You will pay interest as well as paying back the money you are using in monthly installments, or in one lump sum, depending on your financial situation. Some creditors (the people who are letting you use their money) will tell you how long you’ll make the payments. Some will let you use and reuse the money indefinitely if you are making payments.
Paying on time.
Since creditors want you to take the repayment seriously, they will report your on-time payments to a credit reporting agency like Equifax, Experian or TransUnion. These agencies open a file based on your name and social security number. Every time you make a payment, they add that information to your file. Over time, these payments become part of your credit history.
Your credit history is assigned a number value from 300 to 850, and the higher the score, the better your credit rating is. A higher credit rating/score will get you all those benefits mentioned above.

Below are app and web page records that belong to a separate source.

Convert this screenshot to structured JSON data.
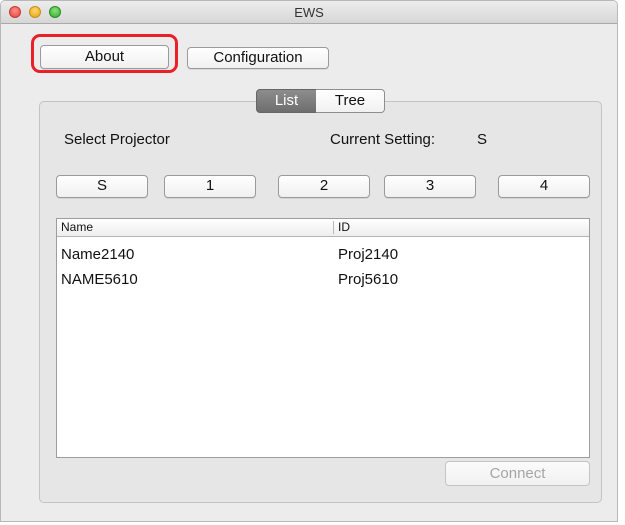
{
  "window": {
    "title": "EWS"
  },
  "toolbar": {
    "about_label": "About",
    "configuration_label": "Configuration"
  },
  "view_switch": {
    "options": [
      "List",
      "Tree"
    ],
    "selected": "List"
  },
  "select_projector": {
    "label": "Select Projector",
    "current_setting_label": "Current Setting:",
    "current_setting_value": "S",
    "buttons": [
      "S",
      "1",
      "2",
      "3",
      "4"
    ]
  },
  "table": {
    "columns": [
      "Name",
      "ID"
    ],
    "rows": [
      [
        "Name2140",
        "Proj2140"
      ],
      [
        "NAME5610",
        "Proj5610"
      ]
    ]
  },
  "connect_label": "Connect",
  "colors": {
    "highlight": "#e8202a",
    "segment_active": "#7d7d7d"
  }
}
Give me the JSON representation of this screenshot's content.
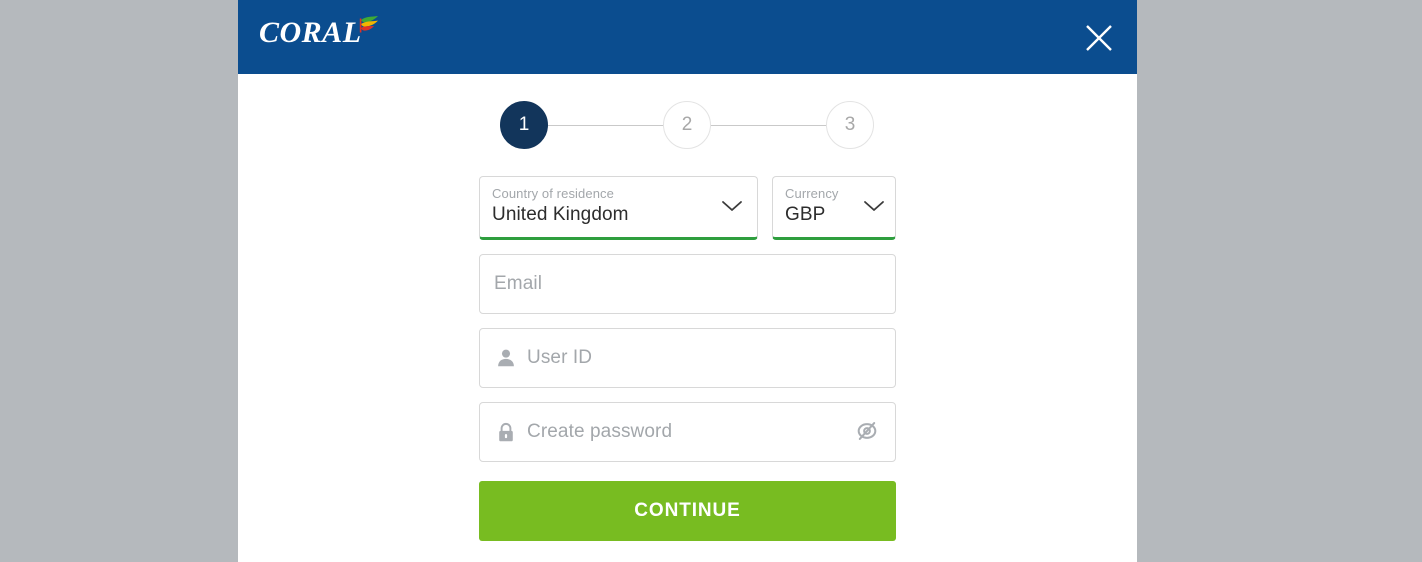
{
  "background": {
    "color": "#b5b9bd"
  },
  "modal": {
    "header": {
      "background_color": "#0b4d8f",
      "brand": {
        "wordmark": "CORAL",
        "flag_icon": "coral-flag-icon",
        "flag_colors": [
          "#3faa35",
          "#f2b500",
          "#e03127"
        ]
      },
      "close_icon": "close-icon"
    },
    "stepper": {
      "steps": [
        {
          "label": "1",
          "state": "active"
        },
        {
          "label": "2",
          "state": "inactive"
        },
        {
          "label": "3",
          "state": "inactive"
        }
      ],
      "active_color": "#12355b",
      "inactive_color": "#a8a8a8"
    },
    "form": {
      "country": {
        "label": "Country of residence",
        "value": "United Kingdom",
        "valid_color": "#2e9e3e",
        "chevron_icon": "chevron-down-icon"
      },
      "currency": {
        "label": "Currency",
        "value": "GBP",
        "valid_color": "#2e9e3e",
        "chevron_icon": "chevron-down-icon"
      },
      "email": {
        "placeholder": "Email",
        "value": ""
      },
      "user_id": {
        "placeholder": "User ID",
        "value": "",
        "icon": "user-icon"
      },
      "password": {
        "placeholder": "Create password",
        "value": "",
        "icon": "lock-icon",
        "toggle_icon": "eye-slash-icon"
      },
      "submit": {
        "label": "CONTINUE",
        "color": "#78bc21"
      }
    }
  }
}
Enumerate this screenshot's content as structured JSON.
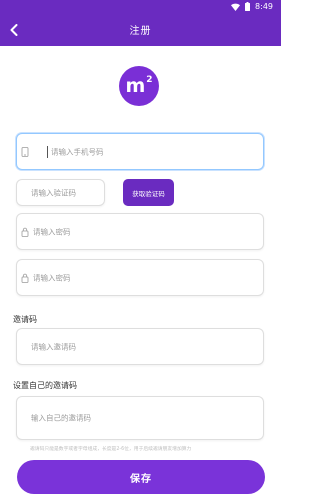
{
  "status_bar": {
    "time": "8:49",
    "wifi_icon": "wifi-icon",
    "battery_icon": "battery-icon"
  },
  "header": {
    "title": "注册",
    "back_icon": "chevron-left-icon"
  },
  "logo": {
    "text": "m",
    "superscript": "2"
  },
  "form": {
    "phone_placeholder": "请输入手机号码",
    "code_placeholder": "请输入验证码",
    "get_code_label": "获取验证码",
    "password_placeholder": "请输入密码",
    "confirm_password_placeholder": "请输入密码",
    "invite_label": "邀请码",
    "invite_placeholder": "请输入邀请码",
    "own_invite_label": "设置自己的邀请码",
    "own_invite_placeholder": "输入自己的邀请码",
    "hint": "邀请码只能是数字或者字母组成，长度是2-6位，用于后续邀请朋友增加算力"
  },
  "save_label": "保存",
  "colors": {
    "accent": "#6a2bc0",
    "button": "#7a33d9"
  }
}
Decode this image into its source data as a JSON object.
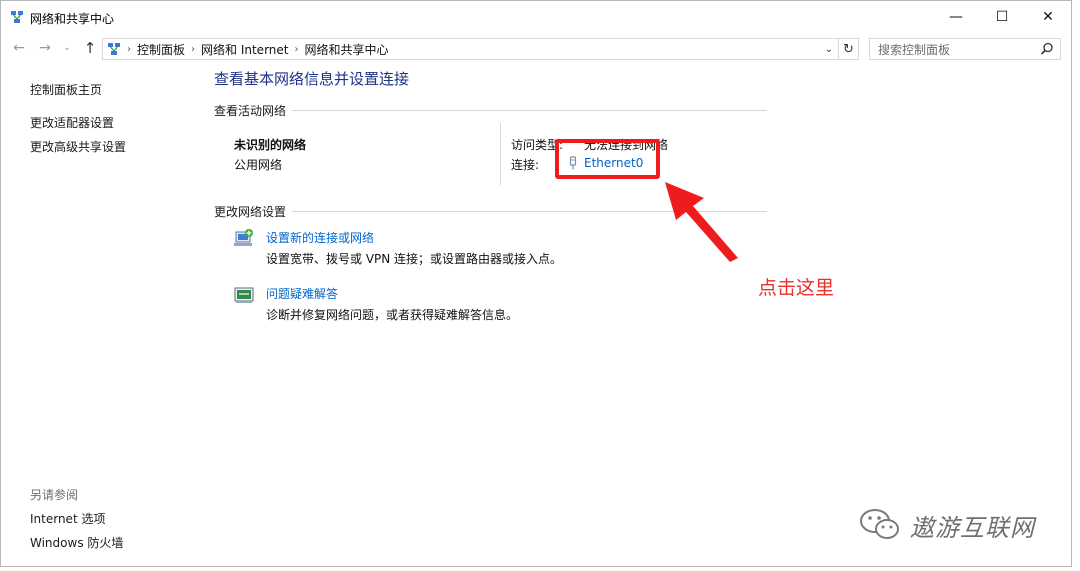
{
  "window": {
    "title": "网络和共享中心",
    "controls": {
      "minimize": "—",
      "maximize": "☐",
      "close": "✕"
    }
  },
  "nav": {
    "back": "←",
    "forward": "→",
    "recent": "⌄",
    "up": "↑",
    "breadcrumbs": [
      "控制面板",
      "网络和 Internet",
      "网络和共享中心"
    ],
    "separator": "›",
    "dropdown": "⌄",
    "refresh": "↻",
    "search_placeholder": "搜索控制面板"
  },
  "sidebar": {
    "links": [
      "控制面板主页",
      "更改适配器设置",
      "更改高级共享设置"
    ],
    "see_also_title": "另请参阅",
    "see_also_links": [
      "Internet 选项",
      "Windows 防火墙"
    ]
  },
  "main": {
    "title": "查看基本网络信息并设置连接",
    "active_section": "查看活动网络",
    "network": {
      "name": "未识别的网络",
      "type": "公用网络",
      "access_label": "访问类型:",
      "access_value": "无法连接到网络",
      "connection_label": "连接:",
      "connection_value": "Ethernet0"
    },
    "change_section": "更改网络设置",
    "tasks": [
      {
        "link": "设置新的连接或网络",
        "desc": "设置宽带、拨号或 VPN 连接；或设置路由器或接入点。"
      },
      {
        "link": "问题疑难解答",
        "desc": "诊断并修复网络问题，或者获得疑难解答信息。"
      }
    ]
  },
  "annotation": {
    "text": "点击这里",
    "color": "#ee1c1c"
  },
  "watermark": {
    "text": "遨游互联网"
  },
  "colors": {
    "link": "#0066cc",
    "title": "#1e3287",
    "annotation": "#e8322b"
  }
}
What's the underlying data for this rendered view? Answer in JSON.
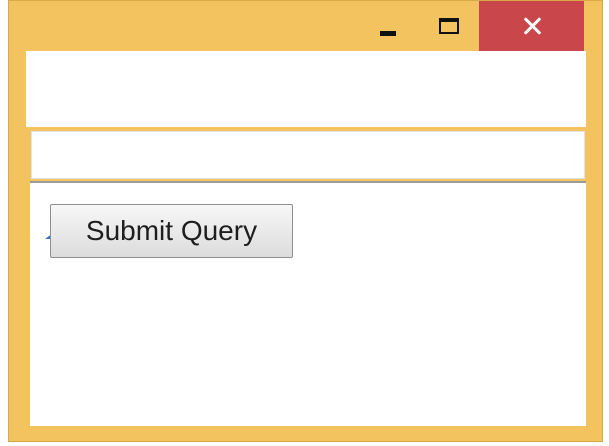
{
  "window": {
    "frame_color": "#f2c35f",
    "close_color": "#c9474a",
    "controls": {
      "minimize_icon": "minimize-icon",
      "maximize_icon": "maximize-icon",
      "close_icon": "close-icon"
    }
  },
  "address_field": {
    "value": "",
    "placeholder": ""
  },
  "form": {
    "submit_label": "Submit Query"
  }
}
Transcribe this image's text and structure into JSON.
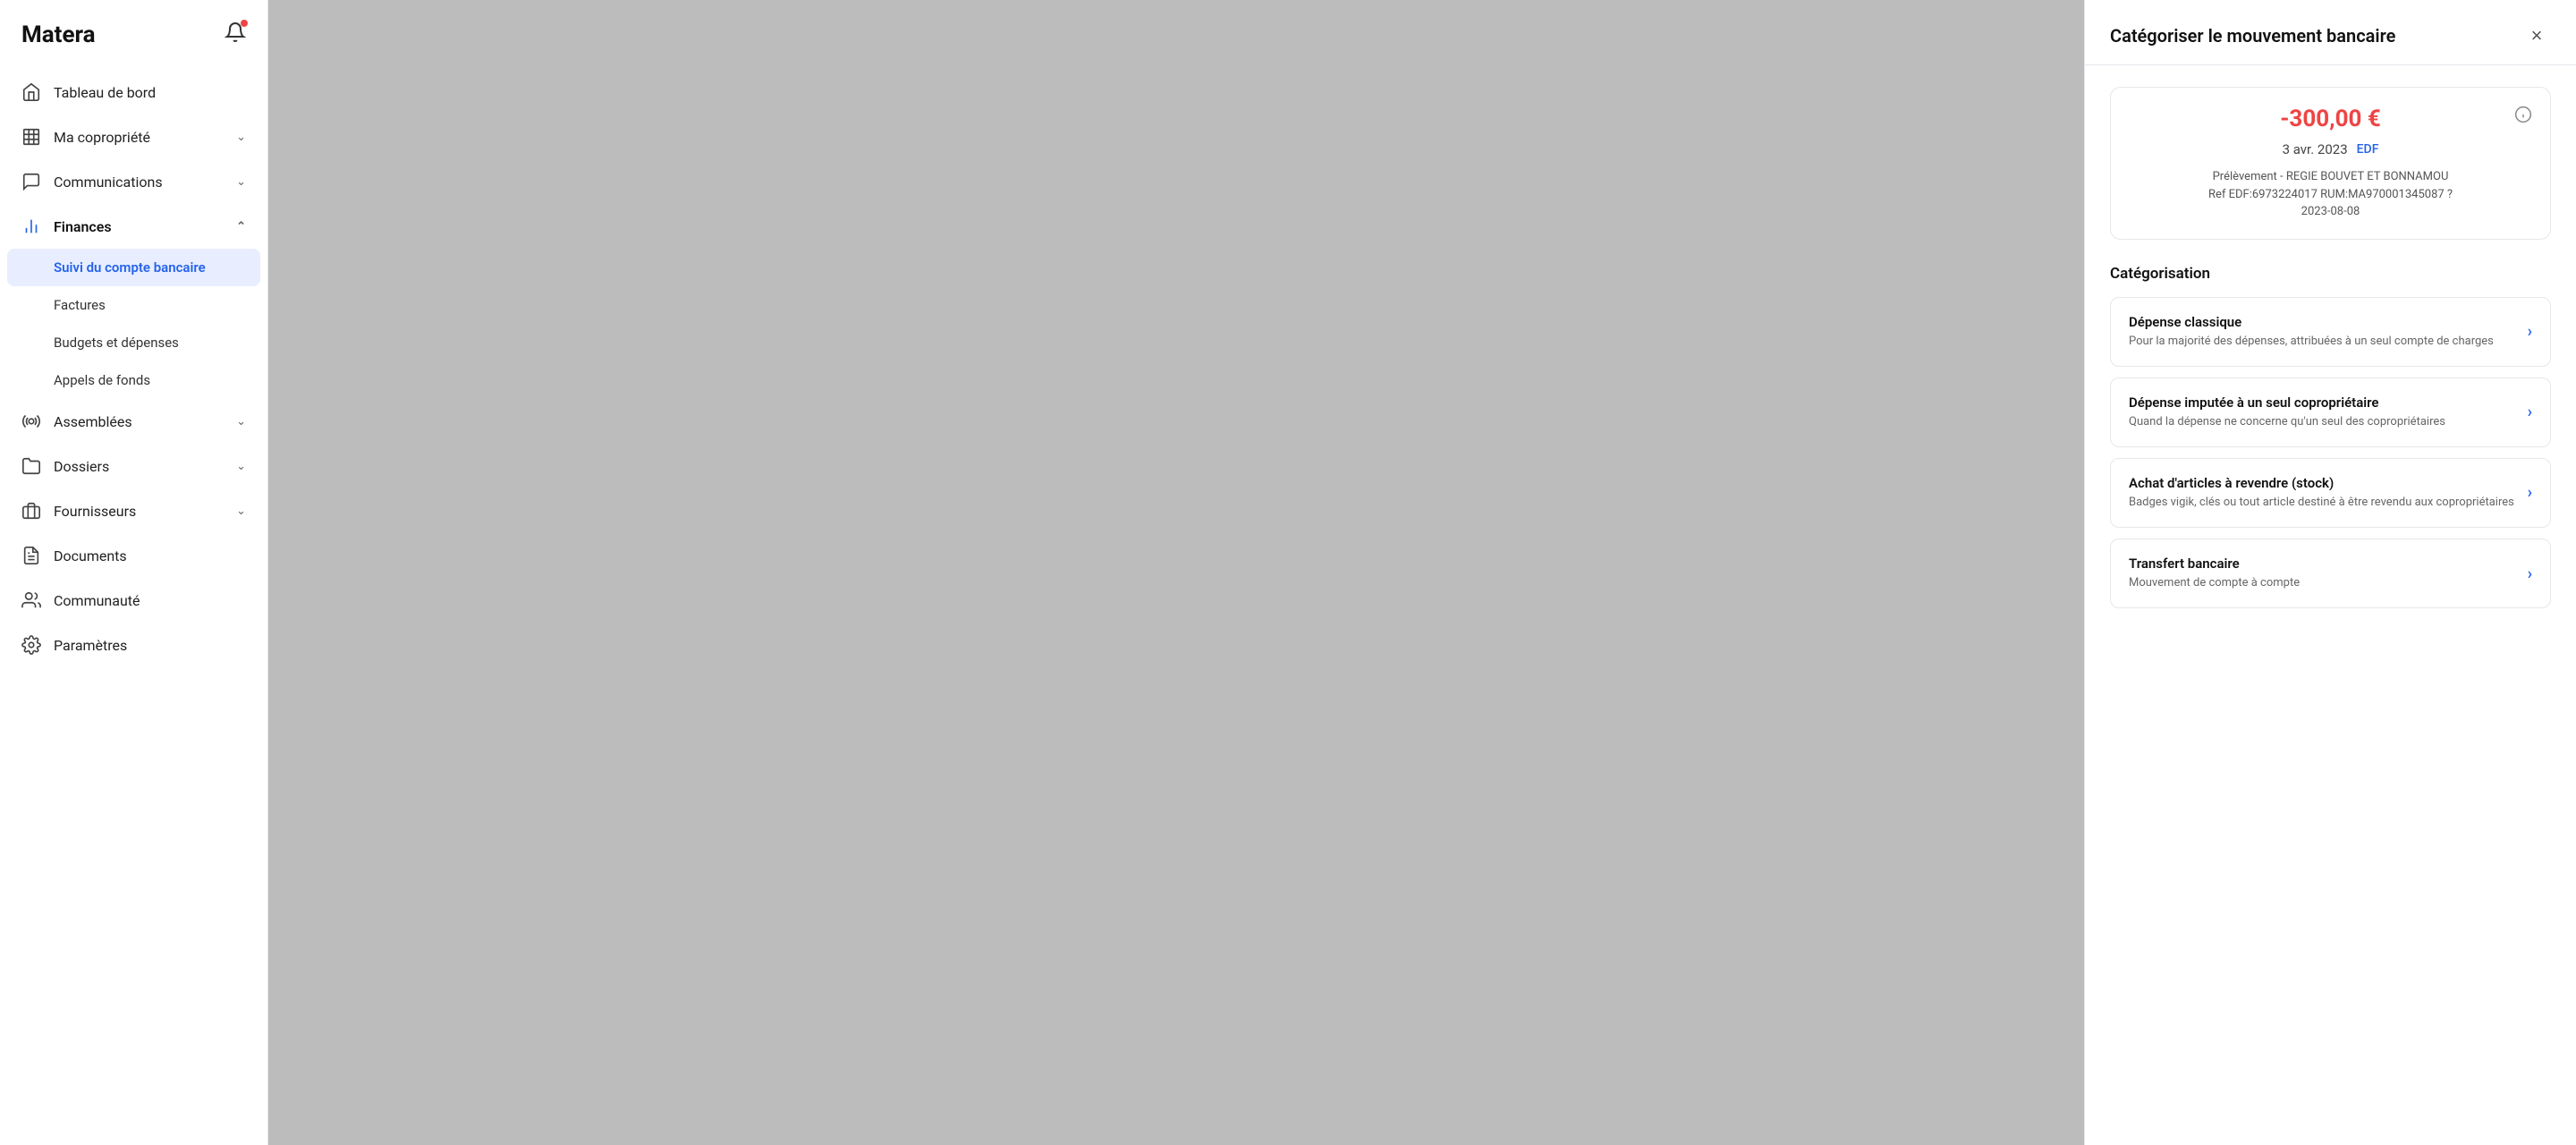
{
  "app": {
    "logo": "Matera"
  },
  "sidebar": {
    "items": [
      {
        "id": "tableau-de-bord",
        "label": "Tableau de bord",
        "icon": "home-icon",
        "expandable": false
      },
      {
        "id": "ma-copropriete",
        "label": "Ma copropriété",
        "icon": "building-icon",
        "expandable": true
      },
      {
        "id": "communications",
        "label": "Communications",
        "icon": "chat-icon",
        "expandable": true
      },
      {
        "id": "finances",
        "label": "Finances",
        "icon": "chart-icon",
        "expandable": true,
        "active": true
      }
    ],
    "sub_items": [
      {
        "id": "suivi-du-compte-bancaire",
        "label": "Suivi du compte bancaire",
        "active": true
      },
      {
        "id": "factures",
        "label": "Factures",
        "active": false
      },
      {
        "id": "budgets-et-depenses",
        "label": "Budgets et dépenses",
        "active": false
      },
      {
        "id": "appels-de-fonds",
        "label": "Appels de fonds",
        "active": false
      }
    ],
    "other_items": [
      {
        "id": "assemblees",
        "label": "Assemblées",
        "icon": "assemblees-icon",
        "expandable": true
      },
      {
        "id": "dossiers",
        "label": "Dossiers",
        "icon": "dossiers-icon",
        "expandable": true
      },
      {
        "id": "fournisseurs",
        "label": "Fournisseurs",
        "icon": "fournisseurs-icon",
        "expandable": true
      },
      {
        "id": "documents",
        "label": "Documents",
        "icon": "documents-icon",
        "expandable": false
      },
      {
        "id": "communaute",
        "label": "Communauté",
        "icon": "communaute-icon",
        "expandable": false
      },
      {
        "id": "parametres",
        "label": "Paramètres",
        "icon": "parametres-icon",
        "expandable": false
      }
    ]
  },
  "panel": {
    "title": "Catégoriser le mouvement bancaire",
    "close_label": "×",
    "transaction": {
      "amount": "-300,00 €",
      "date": "3 avr. 2023",
      "vendor": "EDF",
      "description": "Prélèvement - REGIE BOUVET ET BONNAMOU\nRef EDF:6973224017 RUM:MA970001345087 ?\n2023-08-08"
    },
    "categorisation": {
      "title": "Catégorisation",
      "items": [
        {
          "id": "depense-classique",
          "title": "Dépense classique",
          "description": "Pour la majorité des dépenses, attribuées à un seul compte de charges"
        },
        {
          "id": "depense-imputee",
          "title": "Dépense imputée à un seul copropriétaire",
          "description": "Quand la dépense ne concerne qu'un seul des copropriétaires"
        },
        {
          "id": "achat-articles",
          "title": "Achat d'articles à revendre (stock)",
          "description": "Badges vigik, clés ou tout article destiné à être revendu aux copropriétaires"
        },
        {
          "id": "transfert-bancaire",
          "title": "Transfert bancaire",
          "description": "Mouvement de compte à compte"
        }
      ]
    }
  }
}
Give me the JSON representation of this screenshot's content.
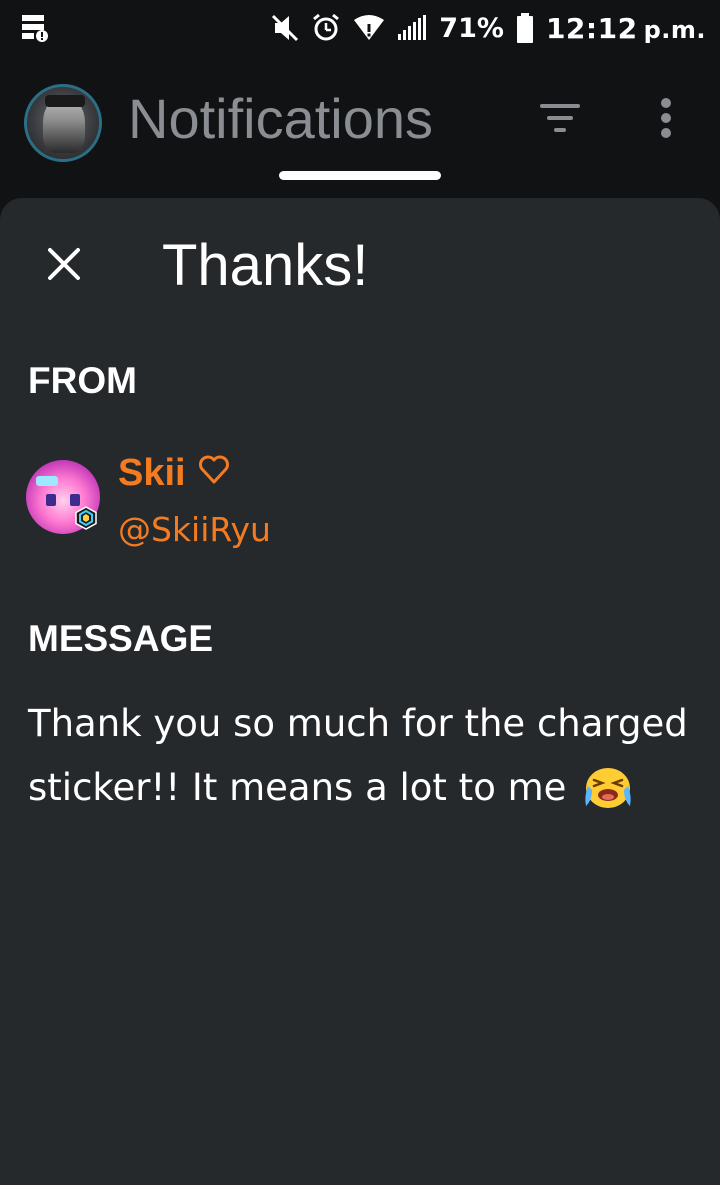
{
  "status_bar": {
    "battery": "71%",
    "time": "12:12",
    "ampm": "p.m."
  },
  "header": {
    "title": "Notifications"
  },
  "sheet": {
    "title": "Thanks!",
    "from_label": "FROM",
    "sender": {
      "name": "Skii",
      "handle": "@SkiiRyu"
    },
    "message_label": "MESSAGE",
    "message_text": "Thank you so much for the charged sticker!! It means a lot to me"
  },
  "colors": {
    "accent_orange": "#f47b20",
    "sheet_bg": "#26292c",
    "app_bg": "#111214"
  },
  "icons": [
    "status-server-icon",
    "mute-icon",
    "alarm-icon",
    "wifi-icon",
    "signal-icon",
    "battery-icon",
    "filter-icon",
    "more-vertical-icon",
    "close-icon",
    "heart-outline-icon",
    "crying-emoji-icon"
  ]
}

Every time you miss a payment or pay late, it is reported, too. Your credit rating takes a hit. Every time you apply for more credit, it is reported to the credit agency, too. This could also lower your credit score if you make too many tries in a short time. This makes creditors nervous. They wonder why you are trying so hard to get credit and if you are going to be responsible with it.
If you run into some financial trouble and can’t make payments, call your creditors right away and let them know. If you stop making payments, your accounts are referred to debt collectors whose sole job is to collect the payments from you. You’ll start getting charged late fees, and your credit score will drop.
If you are missing car payments, for example, the creditor may repossess it (take it back). If it’s a house, the lender will foreclose on it. These very serious life-changing credit events can prevent you from getting more credit for years.
Protecting your credit.
It’s your job to make sure you don’t let anyone else use your credit or accidentally get access to your credit, like leaving your credit cards where people can see them or take them. If using your credit card online, make sure you use strong passwords and usernames that no one can guess. If anyone ever asks you for your account numbers and you don’t know why they need them, don’t tell them.
Before you apply for your first credit card, car loan or even mortgage, it’s important to talk to a professional about your budget. They can help advise you on next steps. A good place to start is at your bank. Advisors will talk to you about what your credit looks like and if you should request credit.
Above all, take your new credit seriously. It is a path to financial growth and freedom but, when used incorrectly, can be hurdle to a secure financial life.